Saudi Arabia conducts mass execution of 81 people

Riyadh's "Chop Chop Square," where public executions are carried out
(Image credit: mtcurado/iStock)

Saudi Arabia's state-run Saudi Press Agency reported Saturday that the kingdom had carried out a mass execution of 81 people, The Hill reports.

According to The Hill and NPR, those executed — a group comprising 73 Saudis, seven Yemenis, and one Syrian — had been convicted of terrorism, murder, kidnapping, torture, rape, and weapons smuggling. Some were reportedly associated with al Qaeda, the Islamic State, and Yemen's Iranian-backed Houthi rebels. It was the largest known mass execution in the country's modern history.

NPR notes that while Saudi state media did not specify how the prisoners were executed, "death-row inmates" in Saudi Arabia "typically are beheaded" publicly. Reuters reports that since 2013, some Saudi executions have been carried out by firing squad.

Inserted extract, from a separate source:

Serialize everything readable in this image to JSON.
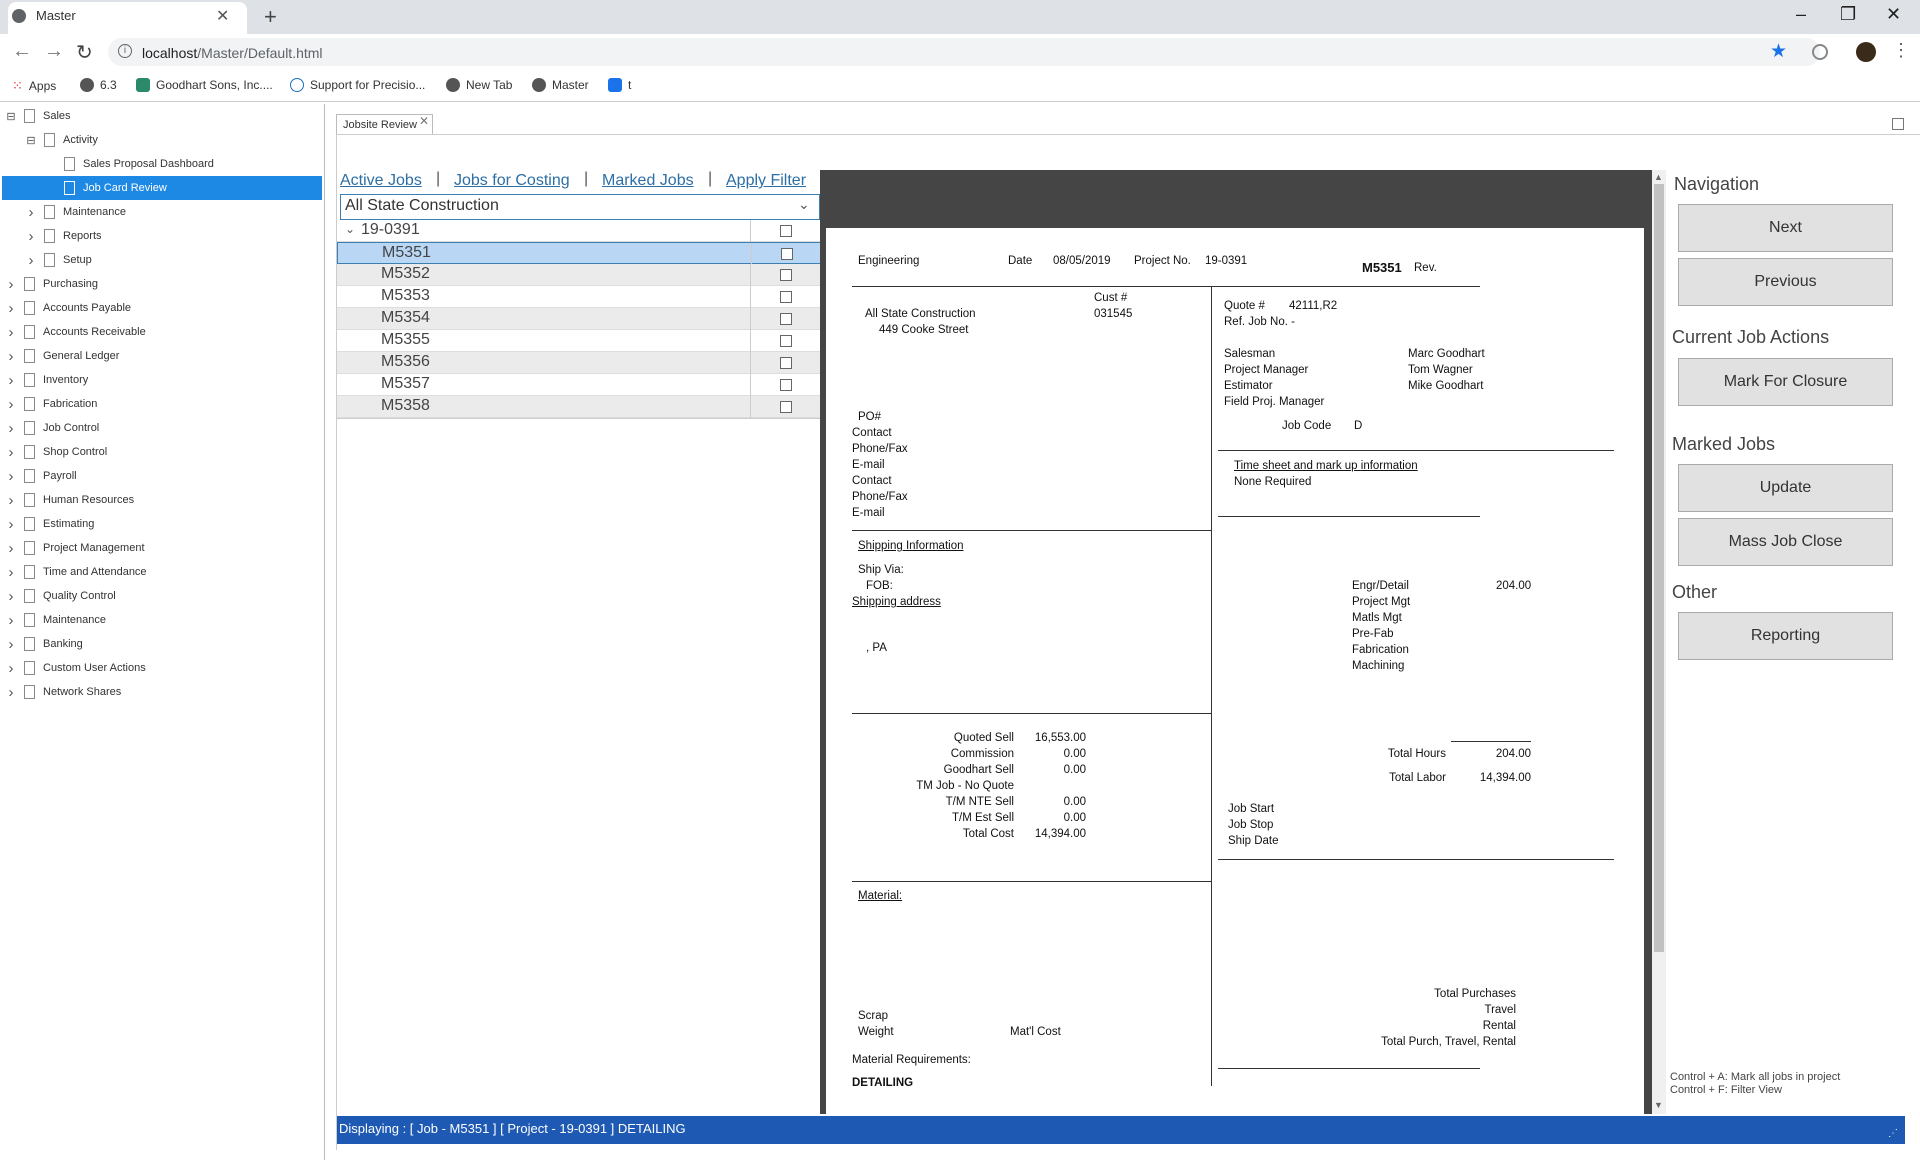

Subscribe to The Week

Escape your echo chamber. Get the facts behind the news, plus analysis from multiple perspectives.


Sign up for The Week's Free Newsletters

From our morning news briefing to a weekly Good News Newsletter, get the best of The Week delivered directly to your inbox.

From our morning news briefing to a weekly Good News Newsletter, get the best of The Week delivered directly to your inbox.

Sign up

Between 2015 and 2019, the kingdom averaged over 150 executions per year. In the same time period, the United States — which has almost ten times the population of Saudi Arabia — averaged less than 25 per year.

The kingdom carried out 27 executions in 2020, with the large drop-off due mostly to a moratorium on death sentences for drug crimes, and 67 in 2021, according to ABC News and the European Saudi Organization for Human Rights. Saturday's mass execution killed more people in one day than were executed in either of the previous two years.

Axios reported last week that U.S. officials, having cut off the supply of Russian oil to the U.S., are considering a trip to Saudi Arabia to persuade its rulers to increase oil production. President Biden previously promised to turn the kingdom into a "pariah" due to its human rights violations, especially the 2018 murder of journalist Jamal Khashoggi.

Continue reading for free

We hope you're enjoying The Week's refreshingly open-minded journalism.

Subscribed to The Week? Register your account with the same email as your subscription.

Grayson Quay

Grayson Quay was the weekend editor at His writing has also been published in National Review, the Pittsburgh Post-GazetteModern AgeThe American ConservativeThe Spectator World, and other outlets. Grayson earned his M.A. from Georgetown University in 2019.